grip on the broader implications of the Internet, but I suspect that it might yet turn out
to be a great election gimmick for a party that decides to wire the UK and offer free
basic telecoms to the entire population; after all, this probably does not cost more than
a fraction of the cost of running the NHS for a year. And there is one political party at
the moment that can only be described as desperate for some sort of gimmick to distract
attention from their lack of conspicuous popular achievement in other respects.
It seems simple enough to argue that easy access to mass telecommunications is a matter
of national advantage. Just imagine the commercial and strategic advantage for a nation
with a near 100% computer literate population, plus free general networked
It's such a good idea that the rest of Europe would be bound to follow (after a
lot of bitching about level playing fields and social chapters). No one could afford to
get left out of such a thing for long; and if the UK lead the way, then I imagine our
specialists would be in much demand since they would have the experience. We have
consistently lead the world in areas of telecoms expertise despite not really having much
of an electronics industry to speak of these days, and we've even managed to parlay
this technology into cash (unusually for GB Ltd.) through operations like BT and C&W.
Doubtless we've also squandered lots of opportunities, but on the whole, the UK
telecoms scene is one of the less depressed areas of the economy.
Plus, of course, if we get our act together first and establish the information
services and systems relevant to a wired Europe, we might have found a way to get an
advantage that even the petty bureaucracy of Brussels would be hard pressed to screw up...
Dream on. We'll probably be lucky to have 30 PCs in every school by the year 2000.
The many control paranoids that exist in government (and in business) doubtless find
the prospect of total communication for the masses to be alarming. Already the tales of

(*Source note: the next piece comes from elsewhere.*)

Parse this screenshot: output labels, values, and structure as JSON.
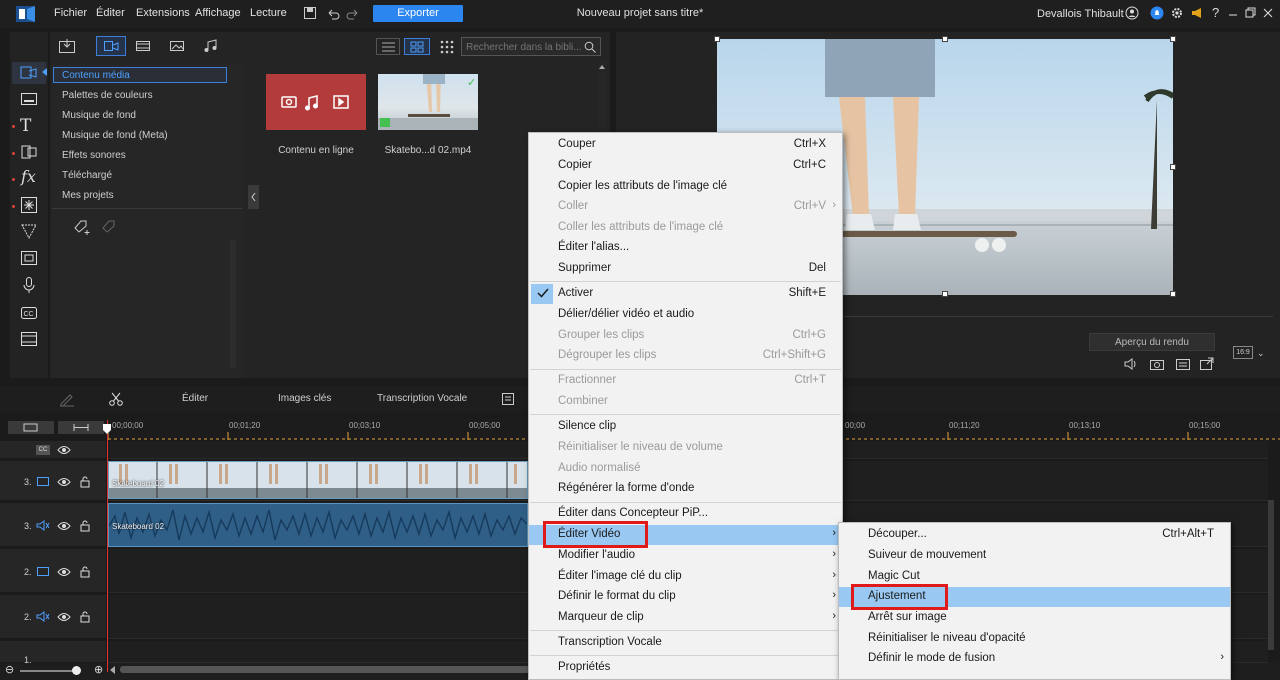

naughty goings on are being proposed as the reasons necessary to justify control, although
it does seem that the net community has got the message across to the media that this
thing is really not controllable; even if the politicians don't believe it.
Just let them try...